■ **Work instruction**
Could every entry be set down once more, exactly as given?
[[ Entries shown, beginning ]]
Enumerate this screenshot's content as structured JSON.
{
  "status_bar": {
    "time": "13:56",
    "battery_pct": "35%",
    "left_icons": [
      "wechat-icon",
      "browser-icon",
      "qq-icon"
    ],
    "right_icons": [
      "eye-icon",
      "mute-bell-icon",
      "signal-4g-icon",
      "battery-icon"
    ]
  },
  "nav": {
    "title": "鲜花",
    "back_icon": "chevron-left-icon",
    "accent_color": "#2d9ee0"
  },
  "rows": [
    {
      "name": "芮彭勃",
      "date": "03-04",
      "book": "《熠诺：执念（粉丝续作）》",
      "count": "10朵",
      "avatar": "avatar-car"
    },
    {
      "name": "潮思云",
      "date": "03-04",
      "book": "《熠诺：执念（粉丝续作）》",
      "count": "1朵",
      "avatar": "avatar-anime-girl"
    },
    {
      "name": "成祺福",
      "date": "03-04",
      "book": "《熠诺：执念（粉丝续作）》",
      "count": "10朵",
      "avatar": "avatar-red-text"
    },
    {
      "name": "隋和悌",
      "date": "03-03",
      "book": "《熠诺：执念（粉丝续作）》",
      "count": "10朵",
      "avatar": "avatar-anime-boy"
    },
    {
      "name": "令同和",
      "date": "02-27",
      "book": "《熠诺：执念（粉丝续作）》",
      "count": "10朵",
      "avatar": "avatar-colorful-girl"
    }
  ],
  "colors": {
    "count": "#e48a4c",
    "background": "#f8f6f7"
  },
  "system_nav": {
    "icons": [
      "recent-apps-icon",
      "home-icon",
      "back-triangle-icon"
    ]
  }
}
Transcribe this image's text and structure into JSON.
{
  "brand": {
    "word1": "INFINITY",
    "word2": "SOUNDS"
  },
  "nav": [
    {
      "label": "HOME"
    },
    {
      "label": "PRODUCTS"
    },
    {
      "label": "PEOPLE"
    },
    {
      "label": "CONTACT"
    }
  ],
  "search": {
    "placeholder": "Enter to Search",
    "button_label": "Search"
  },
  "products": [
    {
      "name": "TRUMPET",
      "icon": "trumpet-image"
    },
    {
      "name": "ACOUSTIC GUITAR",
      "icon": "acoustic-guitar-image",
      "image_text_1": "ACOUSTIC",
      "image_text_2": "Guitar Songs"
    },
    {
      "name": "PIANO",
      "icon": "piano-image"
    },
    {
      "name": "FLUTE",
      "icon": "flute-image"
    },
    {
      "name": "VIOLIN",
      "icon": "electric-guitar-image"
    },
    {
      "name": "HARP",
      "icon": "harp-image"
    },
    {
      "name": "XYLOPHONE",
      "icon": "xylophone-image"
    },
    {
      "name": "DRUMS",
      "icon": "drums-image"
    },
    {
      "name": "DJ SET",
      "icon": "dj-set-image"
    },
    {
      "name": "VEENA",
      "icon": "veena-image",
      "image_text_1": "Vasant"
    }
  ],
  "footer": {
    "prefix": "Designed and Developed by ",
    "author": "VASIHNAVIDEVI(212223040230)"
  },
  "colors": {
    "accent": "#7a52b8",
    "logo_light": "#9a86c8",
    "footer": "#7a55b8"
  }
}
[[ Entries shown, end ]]
■ **Answer to this task**
Enumerate this screenshot's content as structured JSON.
{
  "status_bar": {
    "time": "13:56",
    "battery_pct": "35%",
    "left_icons": [
      "wechat-icon",
      "browser-icon",
      "qq-icon"
    ],
    "right_icons": [
      "eye-icon",
      "mute-bell-icon",
      "signal-4g-icon",
      "battery-icon"
    ]
  },
  "nav": {
    "title": "鲜花",
    "back_icon": "chevron-left-icon",
    "accent_color": "#2d9ee0"
  },
  "rows": [
    {
      "name": "芮彭勃",
      "date": "03-04",
      "book": "《熠诺：执念（粉丝续作）》",
      "count": "10朵",
      "avatar": "avatar-car"
    },
    {
      "name": "潮思云",
      "date": "03-04",
      "book": "《熠诺：执念（粉丝续作）》",
      "count": "1朵",
      "avatar": "avatar-anime-girl"
    },
    {
      "name": "成祺福",
      "date": "03-04",
      "book": "《熠诺：执念（粉丝续作）》",
      "count": "10朵",
      "avatar": "avatar-red-text"
    },
    {
      "name": "隋和悌",
      "date": "03-03",
      "book": "《熠诺：执念（粉丝续作）》",
      "count": "10朵",
      "avatar": "avatar-anime-boy"
    },
    {
      "name": "令同和",
      "date": "02-27",
      "book": "《熠诺：执念（粉丝续作）》",
      "count": "10朵",
      "avatar": "avatar-colorful-girl"
    }
  ],
  "colors": {
    "count": "#e48a4c",
    "background": "#f8f6f7"
  },
  "system_nav": {
    "icons": [
      "recent-apps-icon",
      "home-icon",
      "back-triangle-icon"
    ]
  }
}
Transcribe this image's text and structure into JSON.
{
  "brand": {
    "word1": "INFINITY",
    "word2": "SOUNDS"
  },
  "nav": [
    {
      "label": "HOME"
    },
    {
      "label": "PRODUCTS"
    },
    {
      "label": "PEOPLE"
    },
    {
      "label": "CONTACT"
    }
  ],
  "search": {
    "placeholder": "Enter to Search",
    "button_label": "Search"
  },
  "products": [
    {
      "name": "TRUMPET",
      "icon": "trumpet-image"
    },
    {
      "name": "ACOUSTIC GUITAR",
      "icon": "acoustic-guitar-image",
      "image_text_1": "ACOUSTIC",
      "image_text_2": "Guitar Songs"
    },
    {
      "name": "PIANO",
      "icon": "piano-image"
    },
    {
      "name": "FLUTE",
      "icon": "flute-image"
    },
    {
      "name": "VIOLIN",
      "icon": "electric-guitar-image"
    },
    {
      "name": "HARP",
      "icon": "harp-image"
    },
    {
      "name": "XYLOPHONE",
      "icon": "xylophone-image"
    },
    {
      "name": "DRUMS",
      "icon": "drums-image"
    },
    {
      "name": "DJ SET",
      "icon": "dj-set-image"
    },
    {
      "name": "VEENA",
      "icon": "veena-image",
      "image_text_1": "Vasant"
    }
  ],
  "footer": {
    "prefix": "Designed and Developed by ",
    "author": "VASIHNAVIDEVI(212223040230)"
  },
  "colors": {
    "accent": "#7a52b8",
    "logo_light": "#9a86c8",
    "footer": "#7a55b8"
  }
}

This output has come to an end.